Kimsooja transforms the quotidian act of sewing and traditional cloths into art that embraces life and society. She has exhibited her art all over the world, including many prominent international art biennales such as Venice, Sao Paolo, and Lyon. It was sometime in the early 1980s, Kim recalls, that she came to realize cloth as a new artistic medium, while sewing a blanket cover with her mother. In the act of sewing, which necessarily accompanies the material of cloth, Kim also discovered a possibility of overcoming the limitations of the "surface plane" — the concept to which the modernist-dominated art world still was fettered. Through the late 1980s, she produced a series of works — drawings and paintings done on unstretched cloths — to break away from the painting canvas, but these works were still an extension of 2-dimensional painting. In the early 1990s, Kim began to produce the series titled Deductive Objects; she took traditional everyday objects such as a doorframe, an A-frame, and a bobbin, and swathed them with cloths, in the process reassuring the objects’ basic structures. With this series of works, Kim reached a turning point in her art, in which cloth is no longer treated as a 2-dimensional pictorial surface, but a material open to many 3-dimensional potentials.

Kim’s encounter with the bottari (a bundle of household belongings wrapped in traditional Korean bedcovers), for which she would be widely known, took place rather fortuitously when she was in artist’s residency at P.S.1, New York. One day, Kim began to see wrapped bundles"bottaris"she had collected in a corner of her studio with a new eye. Kim states that the bottari turns flat cloths into a three-dimensional object through the simple act of "wrapping" — a method of making that is both painterly and sculptural; the bottari is a flat surface turned into a volumetric object, and can also further evoleve into an installation when located in specific place. Although she was initially interested in cloth as an alternative to the modernist flat surface, Kimsooja soon came to understand the material’s infinite possibilities through her exploration of its multi-faceted character. It was through her discovery of the bottari, the form that can flexibly adapt to different environments, that her work began to develop spatially.

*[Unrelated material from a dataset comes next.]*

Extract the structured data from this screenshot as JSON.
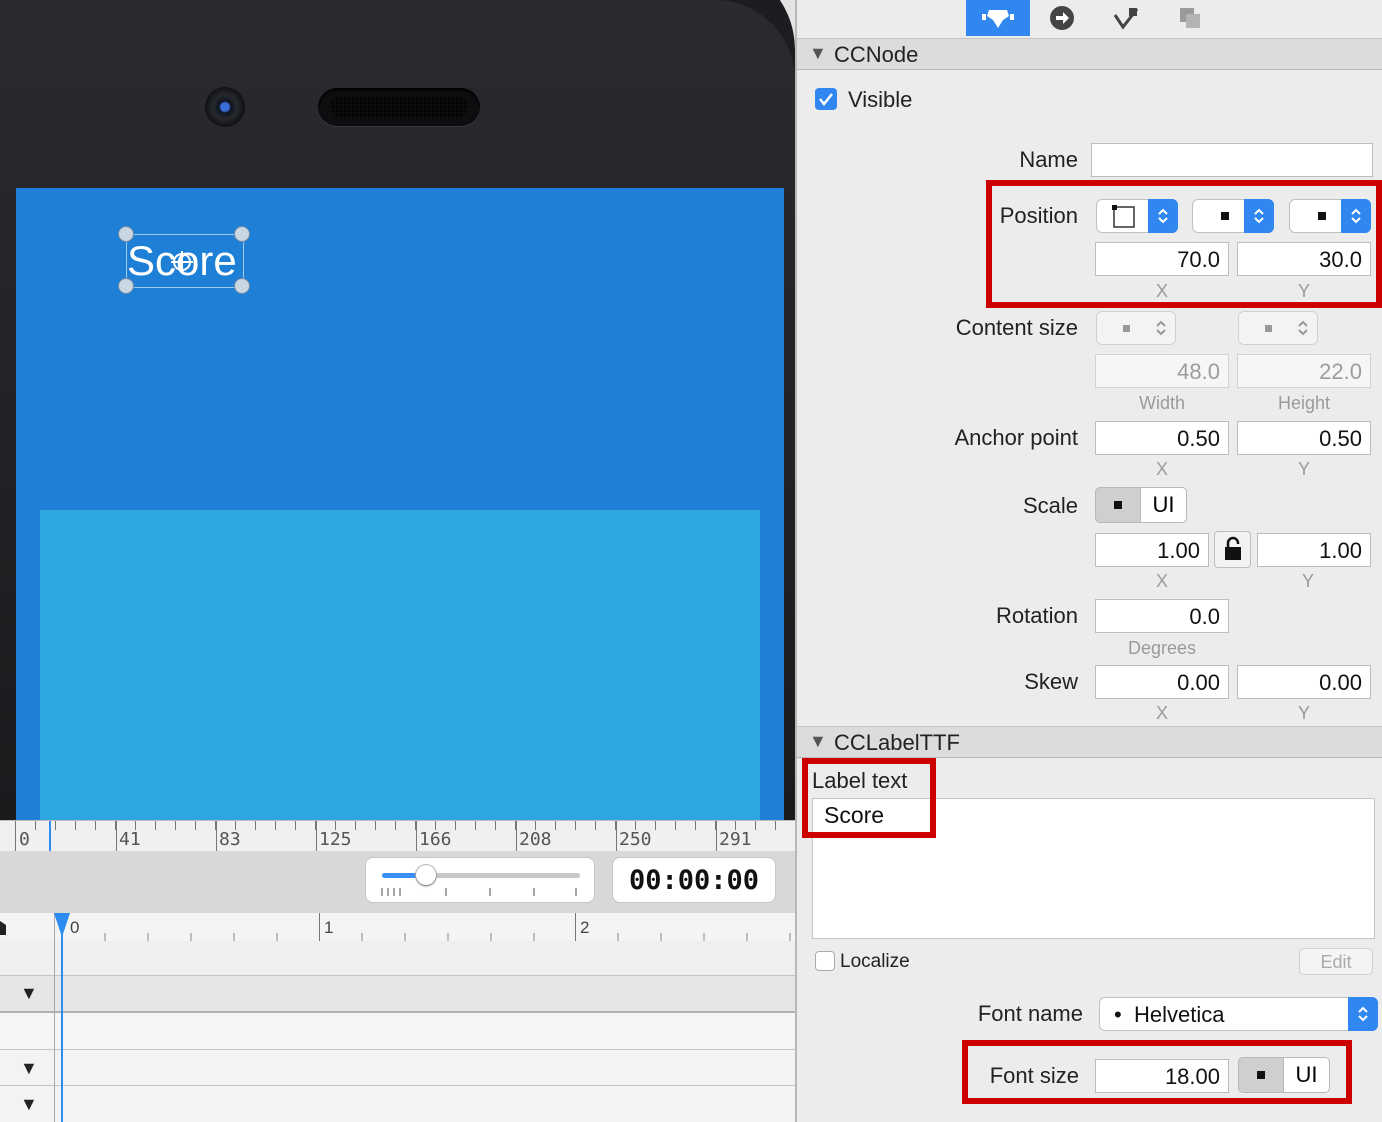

In her 1997 video work Cities on the Move - 2727 km bottari truck, she traveled throughout the countryside of Korea for 11 days in a small truck piled high with bottaris in the back. This work is an eloquent testimony to how her work went through the processes of painting, object, and installation, gradually exploding out of the gallery walls. Kim moved often when she was a child because her father, who was a serviceman, had frequent job transfers. In that sense, Cities on the move is a travel through the memories of her own childhood. At the same time, it is a metaphor for her current state of being, an artist who constantly travels for work to different places in the world, and the work expresses the sensibilities of "on the move" and "itinerant" inherent in the bottari. When the video protion of the work, accompanied by the bottari truck, were shown at the 1998 Bienal do Sao Paolo and the 1999 La Biennale di Venezia, Kimsooja became known in the art world as the so-called bottari artist who poses the questions of identity, mobility, borderlessness, and nomadism.

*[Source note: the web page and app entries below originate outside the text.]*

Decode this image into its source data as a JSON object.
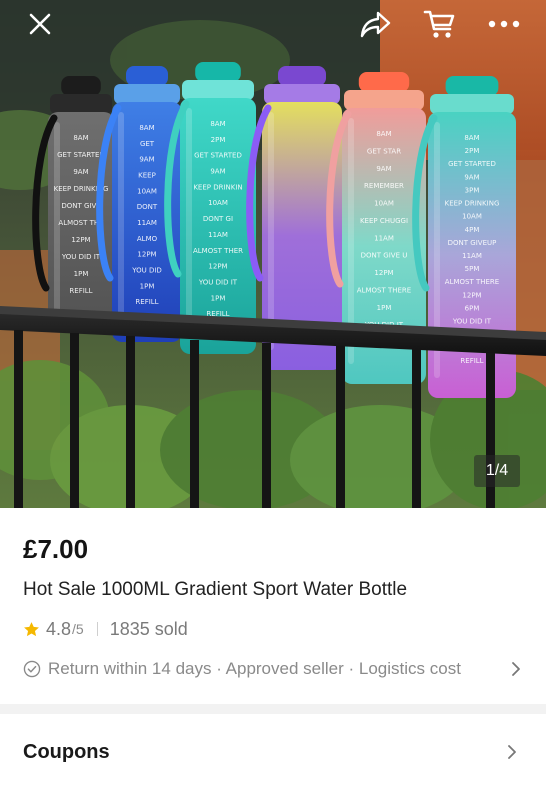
{
  "hero": {
    "image_counter": "1/4",
    "bottles": [
      {
        "colors": [
          "#6f6f6f",
          "#525252"
        ],
        "markings": [
          "8AM",
          "GET STARTED",
          "9AM",
          "KEEP DRINKING",
          "DONT GIVE",
          "ALMOST THE",
          "12PM",
          "YOU DID IT",
          "1PM",
          "REFILL"
        ]
      },
      {
        "colors": [
          "#3f7fe6",
          "#1f3fb8"
        ],
        "markings": [
          "8AM",
          "GET",
          "9AM",
          "KEEP",
          "10AM",
          "DONT",
          "11AM",
          "ALMO",
          "12PM",
          "YOU DID",
          "1PM",
          "REFILL"
        ]
      },
      {
        "colors": [
          "#40d8c8",
          "#1aa39a"
        ],
        "markings": [
          "8AM",
          "2PM",
          "GET STARTED",
          "9AM",
          "KEEP DRINKIN",
          "10AM",
          "DONT GI",
          "11AM",
          "ALMOST THER",
          "12PM",
          "YOU DID IT",
          "1PM",
          "REFILL"
        ]
      },
      {
        "colors": [
          "#e4df5e",
          "#9f6fd9",
          "#8a5fe0"
        ],
        "markings": []
      },
      {
        "colors": [
          "#f19c9a",
          "#7fd9c9",
          "#4fc7c0"
        ],
        "markings": [
          "8AM",
          "GET STAR",
          "9AM",
          "REMEMBER",
          "10AM",
          "KEEP CHUGGI",
          "11AM",
          "DONT GIVE U",
          "12PM",
          "ALMOST THERE",
          "1PM",
          "YOU DID IT",
          "REFILL"
        ]
      },
      {
        "colors": [
          "#49d2c2",
          "#a9a6d9",
          "#c95fd4"
        ],
        "markings": [
          "8AM",
          "2PM",
          "GET STARTED",
          "9AM",
          "3PM",
          "KEEP DRINKING",
          "10AM",
          "4PM",
          "DONT GIVEUP",
          "11AM",
          "5PM",
          "ALMOST THERE",
          "12PM",
          "6PM",
          "YOU DID IT",
          "1PM",
          "7PM",
          "REFILL"
        ]
      }
    ]
  },
  "topbar": {
    "icons": [
      "close-icon",
      "share-icon",
      "cart-icon",
      "more-icon"
    ]
  },
  "product": {
    "price": "£7.00",
    "title": "Hot Sale 1000ML Gradient Sport Water Bottle",
    "rating": "4.8",
    "rating_max": "/5",
    "sold": "1835 sold",
    "service": "Return within 14 days · Approved seller · Logistics cost"
  },
  "coupons": {
    "label": "Coupons"
  },
  "colors": {
    "text_primary": "#1a1a1a",
    "text_secondary": "#8a8a8a",
    "star": "#f5b800",
    "divider_bg": "#f2f2f2"
  }
}
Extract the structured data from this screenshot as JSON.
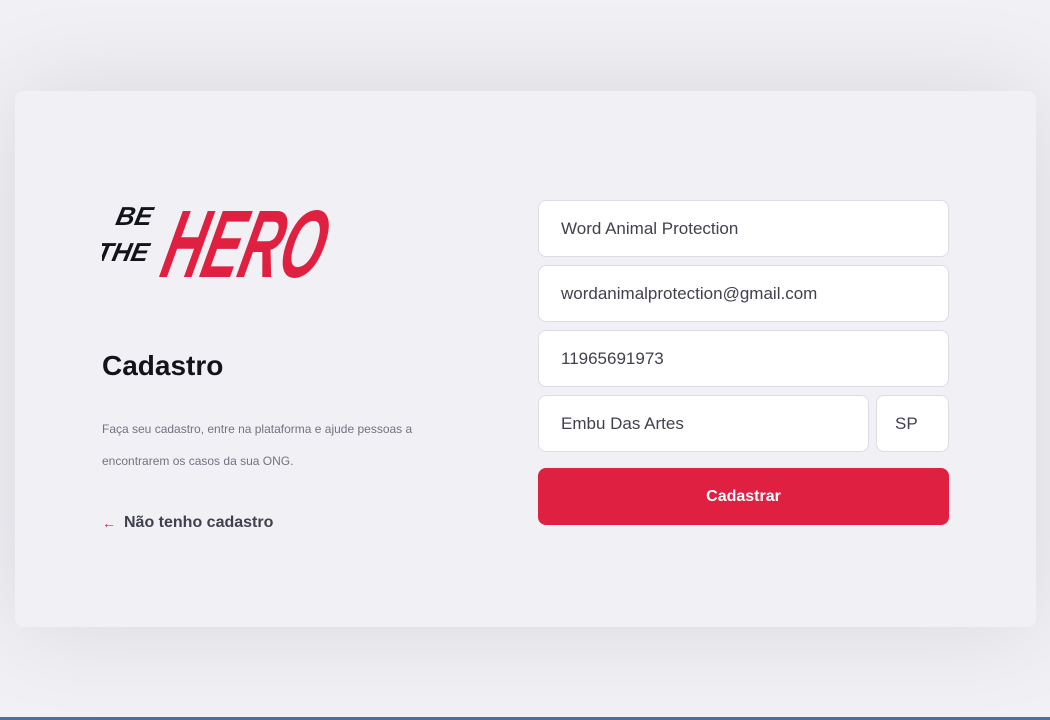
{
  "logo": {
    "text_small_top": "BE",
    "text_small_bottom": "THE",
    "text_large": "HERO",
    "colors": {
      "primary": "#e02041",
      "dark": "#13131a"
    }
  },
  "register": {
    "title": "Cadastro",
    "description": "Faça seu cadastro, entre na plataforma e ajude pessoas a encontrarem os casos da sua ONG.",
    "back_link": {
      "icon": "arrow-left-icon",
      "label": "Não tenho cadastro"
    }
  },
  "form": {
    "name": {
      "value": "Word Animal Protection",
      "placeholder": "Nome da ONG"
    },
    "email": {
      "value": "wordanimalprotection@gmail.com",
      "placeholder": "E-mail"
    },
    "whatsapp": {
      "value": "11965691973",
      "placeholder": "WhatsApp"
    },
    "city": {
      "value": "Embu Das Artes",
      "placeholder": "Cidade"
    },
    "uf": {
      "value": "SP",
      "placeholder": "UF"
    },
    "submit_label": "Cadastrar"
  },
  "colors": {
    "accent": "#e02041",
    "background": "#f0f0f5",
    "text_dark": "#13131a",
    "text_muted": "#737380"
  }
}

The main methodology of her artmaking"sewing"also went through subsequent evolutionary processes. In more recent years, sewing for Kim has become a conceptual act, without an actual needle or thread, of forming and mediating relations. Pointing to the function of "healing" which the needle possesses, the artist compares her own being to the needle. For Kim, sewing is "like breathing, or communicating" and is an act of bringing separate beings together by linking them, one stitch at a time. The needle is a mediator that travels in the gap, closing it. But when the needle completes its work, the trace of its labor remains only as the thread which it was attached to. The artist identifies with the needle, then in the sense that when her role as mediator is finished, her being becomes "Nothing".

The artist as the needle appears again and again in A Needle Woman (1999-2000), a series of video works which records Kim’s repeated performances on the streets of Shibuya (Tokyo), Shanghai, Delhi, and New York. In all these videos, Kimsooja stands motionless, with her back facing the camera and her front facing the oncoming traffic of pedestrians. The bypassing people’s responses captured by the camera’s eye are varied depending on the location of the performance. The work is a manifestation of the artist’s wish to sew the self and the others, and the self and the world into relationships, using her own body as the medium. Kim explains A Needle Woman as follows: "the artist’s body, as a medium, or a barometer or a compass, forms only unseen links between people passing by it, but in the end, it becomes alienated and almost disappears into the state of nothingness, like an invisible man." Earlier, Kimsooja’s art developed cloths (an irreplaceable part of our lives) and sewing (traditionally women’s labor) into the general human context through her art. Now, she sees her art as a metaphor, and in it, she wishes to make relationships of healing, cleansing, and ultimately, embrace.